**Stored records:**
▬▬▬▬▬▬

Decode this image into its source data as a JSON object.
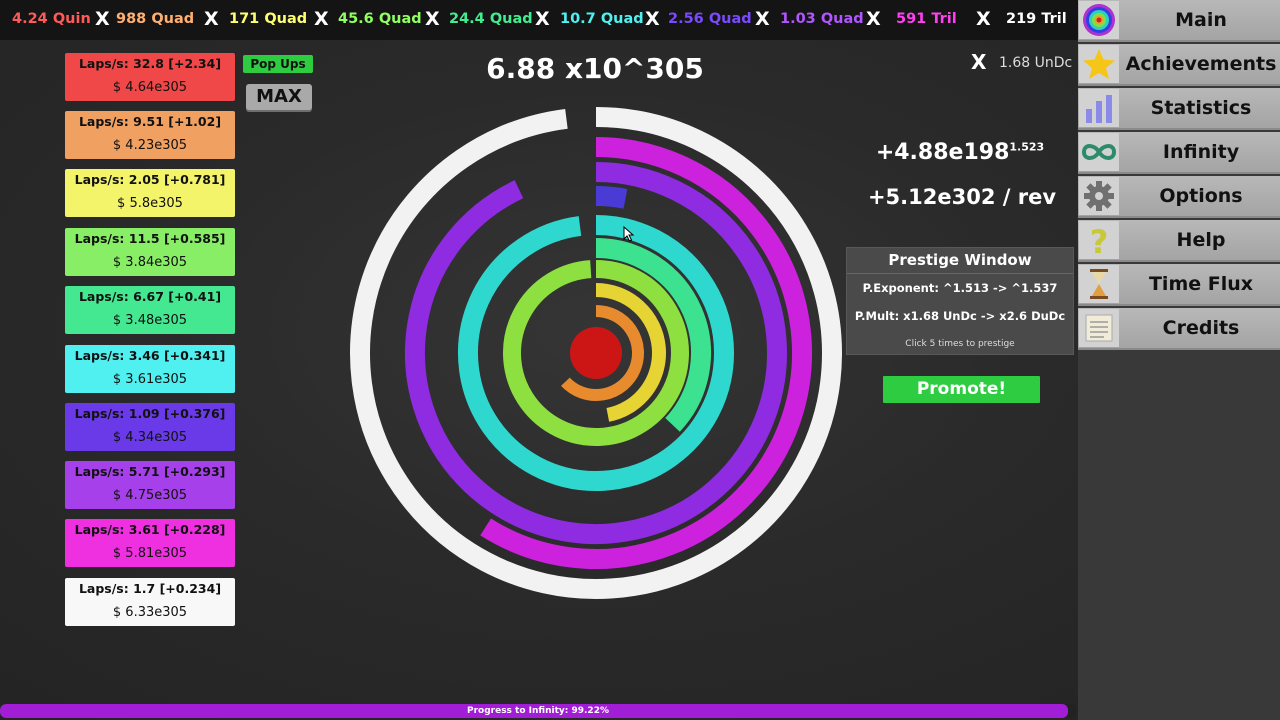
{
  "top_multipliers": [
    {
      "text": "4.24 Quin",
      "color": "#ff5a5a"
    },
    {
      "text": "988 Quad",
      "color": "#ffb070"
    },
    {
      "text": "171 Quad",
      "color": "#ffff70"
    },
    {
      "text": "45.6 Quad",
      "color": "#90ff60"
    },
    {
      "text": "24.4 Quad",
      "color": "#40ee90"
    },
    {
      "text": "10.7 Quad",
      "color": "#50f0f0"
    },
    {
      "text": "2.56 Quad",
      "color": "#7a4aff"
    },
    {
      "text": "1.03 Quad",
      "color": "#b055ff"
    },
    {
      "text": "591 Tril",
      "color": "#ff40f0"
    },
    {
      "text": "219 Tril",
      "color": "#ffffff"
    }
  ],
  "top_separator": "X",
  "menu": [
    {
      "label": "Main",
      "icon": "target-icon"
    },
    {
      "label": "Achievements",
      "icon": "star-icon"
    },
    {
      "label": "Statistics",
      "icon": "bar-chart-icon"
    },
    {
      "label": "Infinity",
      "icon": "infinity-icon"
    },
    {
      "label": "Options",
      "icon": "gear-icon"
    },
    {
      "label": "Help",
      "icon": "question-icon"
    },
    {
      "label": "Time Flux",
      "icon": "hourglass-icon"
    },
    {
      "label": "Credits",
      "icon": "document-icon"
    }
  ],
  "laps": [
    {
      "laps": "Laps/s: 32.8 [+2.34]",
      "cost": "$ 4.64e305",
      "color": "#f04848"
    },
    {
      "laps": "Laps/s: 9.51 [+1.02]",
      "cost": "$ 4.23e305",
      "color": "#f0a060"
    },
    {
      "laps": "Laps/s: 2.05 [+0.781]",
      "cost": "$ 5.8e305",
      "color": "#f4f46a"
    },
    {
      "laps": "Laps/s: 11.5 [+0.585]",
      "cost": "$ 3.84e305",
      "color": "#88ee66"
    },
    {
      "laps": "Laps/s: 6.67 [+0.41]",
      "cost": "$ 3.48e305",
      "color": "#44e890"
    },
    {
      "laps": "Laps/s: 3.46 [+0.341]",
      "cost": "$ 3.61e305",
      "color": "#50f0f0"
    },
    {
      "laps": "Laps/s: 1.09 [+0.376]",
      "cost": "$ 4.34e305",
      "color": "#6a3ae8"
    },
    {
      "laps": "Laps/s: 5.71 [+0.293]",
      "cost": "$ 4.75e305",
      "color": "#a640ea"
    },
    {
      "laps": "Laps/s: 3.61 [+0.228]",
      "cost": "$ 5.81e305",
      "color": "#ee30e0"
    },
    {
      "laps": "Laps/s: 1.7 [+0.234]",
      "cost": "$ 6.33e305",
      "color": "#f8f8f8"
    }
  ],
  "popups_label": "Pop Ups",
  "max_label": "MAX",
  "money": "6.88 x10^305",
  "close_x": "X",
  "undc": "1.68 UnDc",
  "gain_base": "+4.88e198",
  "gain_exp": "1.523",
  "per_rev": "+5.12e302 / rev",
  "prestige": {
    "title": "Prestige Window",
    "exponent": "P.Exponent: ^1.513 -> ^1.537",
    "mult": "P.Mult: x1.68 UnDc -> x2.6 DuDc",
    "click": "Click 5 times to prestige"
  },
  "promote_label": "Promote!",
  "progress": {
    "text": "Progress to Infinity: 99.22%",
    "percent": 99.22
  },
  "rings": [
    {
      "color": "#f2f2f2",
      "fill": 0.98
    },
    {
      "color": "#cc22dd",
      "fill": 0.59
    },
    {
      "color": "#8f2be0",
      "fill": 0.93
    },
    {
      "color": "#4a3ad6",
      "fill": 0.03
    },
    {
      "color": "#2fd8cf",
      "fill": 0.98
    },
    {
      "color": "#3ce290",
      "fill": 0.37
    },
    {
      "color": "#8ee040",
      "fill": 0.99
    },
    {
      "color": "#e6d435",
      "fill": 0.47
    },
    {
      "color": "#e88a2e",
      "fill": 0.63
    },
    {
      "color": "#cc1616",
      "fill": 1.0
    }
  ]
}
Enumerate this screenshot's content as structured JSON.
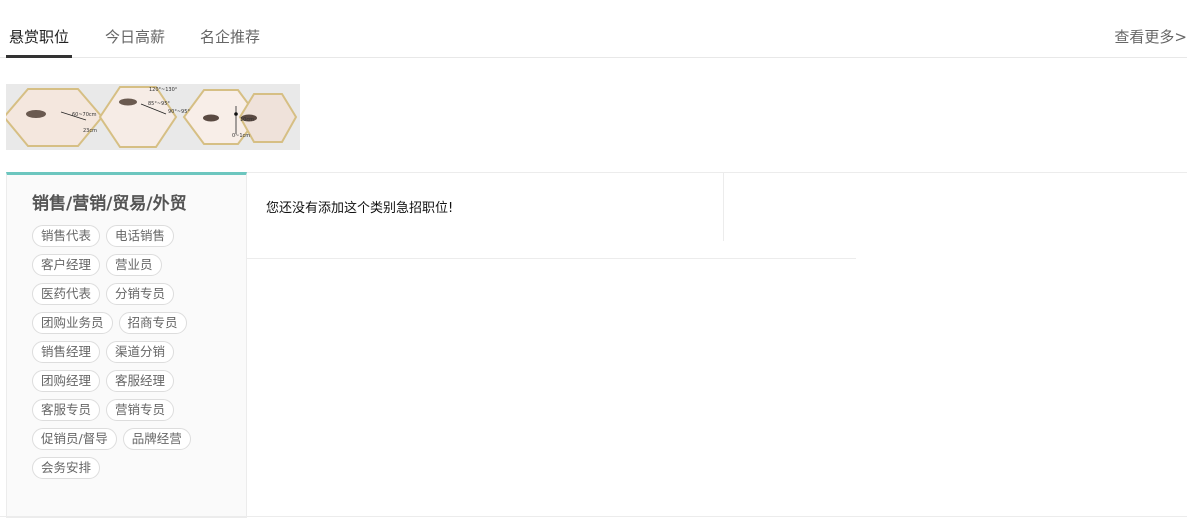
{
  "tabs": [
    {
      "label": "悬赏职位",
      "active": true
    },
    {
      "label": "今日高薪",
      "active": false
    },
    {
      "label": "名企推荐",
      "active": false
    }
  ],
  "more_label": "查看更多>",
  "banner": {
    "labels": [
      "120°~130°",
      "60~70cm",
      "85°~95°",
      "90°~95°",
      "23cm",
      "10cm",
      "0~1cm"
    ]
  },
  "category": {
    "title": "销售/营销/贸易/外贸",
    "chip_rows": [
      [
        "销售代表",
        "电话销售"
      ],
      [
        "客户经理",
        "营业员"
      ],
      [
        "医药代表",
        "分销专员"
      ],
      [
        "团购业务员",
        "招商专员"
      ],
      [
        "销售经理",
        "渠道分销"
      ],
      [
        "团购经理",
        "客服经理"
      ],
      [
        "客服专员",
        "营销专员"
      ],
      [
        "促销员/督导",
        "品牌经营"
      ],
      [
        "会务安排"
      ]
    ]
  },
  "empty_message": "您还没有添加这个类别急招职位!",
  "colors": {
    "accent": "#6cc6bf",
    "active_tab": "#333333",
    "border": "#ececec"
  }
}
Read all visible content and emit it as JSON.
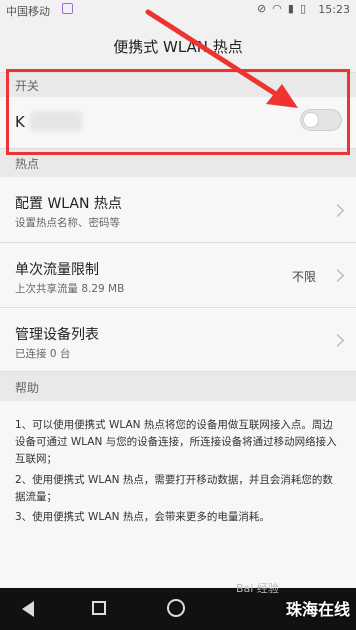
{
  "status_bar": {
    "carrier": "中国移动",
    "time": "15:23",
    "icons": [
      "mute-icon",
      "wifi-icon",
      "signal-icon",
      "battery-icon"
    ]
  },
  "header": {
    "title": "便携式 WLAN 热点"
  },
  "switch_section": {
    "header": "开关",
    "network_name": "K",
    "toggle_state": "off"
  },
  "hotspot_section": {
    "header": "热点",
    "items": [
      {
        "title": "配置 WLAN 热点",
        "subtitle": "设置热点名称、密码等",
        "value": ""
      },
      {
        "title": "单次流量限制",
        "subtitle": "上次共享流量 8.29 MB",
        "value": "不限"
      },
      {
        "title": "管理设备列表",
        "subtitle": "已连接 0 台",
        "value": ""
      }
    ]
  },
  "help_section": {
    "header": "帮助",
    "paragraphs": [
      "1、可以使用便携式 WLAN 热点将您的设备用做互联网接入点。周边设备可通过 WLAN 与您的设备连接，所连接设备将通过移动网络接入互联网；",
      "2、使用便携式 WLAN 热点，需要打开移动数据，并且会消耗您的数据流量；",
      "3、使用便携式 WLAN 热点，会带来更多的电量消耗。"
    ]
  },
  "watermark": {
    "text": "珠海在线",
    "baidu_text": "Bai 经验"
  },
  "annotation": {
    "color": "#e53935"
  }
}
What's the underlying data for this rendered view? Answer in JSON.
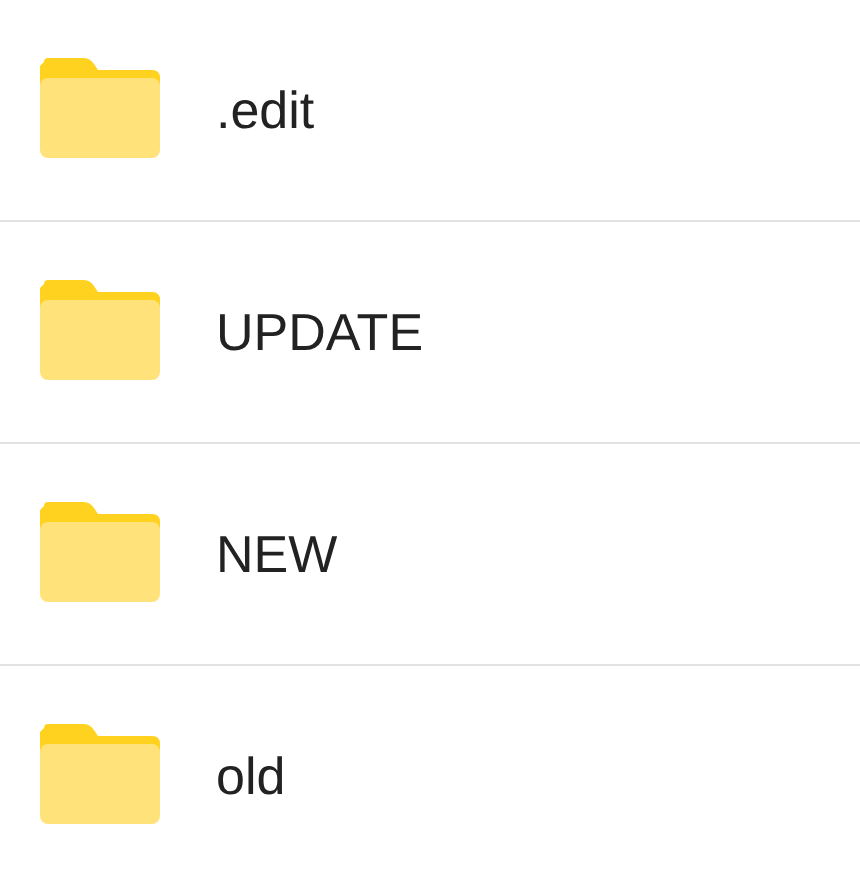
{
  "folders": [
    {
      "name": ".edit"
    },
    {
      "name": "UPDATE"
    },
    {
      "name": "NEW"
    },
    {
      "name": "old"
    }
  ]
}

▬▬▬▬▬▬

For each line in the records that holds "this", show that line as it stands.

Decode this image into its source data as a JSON object.
Enumerate this screenshot's content as structured JSON.
What's the underlying data for this rendered view? Answer in JSON.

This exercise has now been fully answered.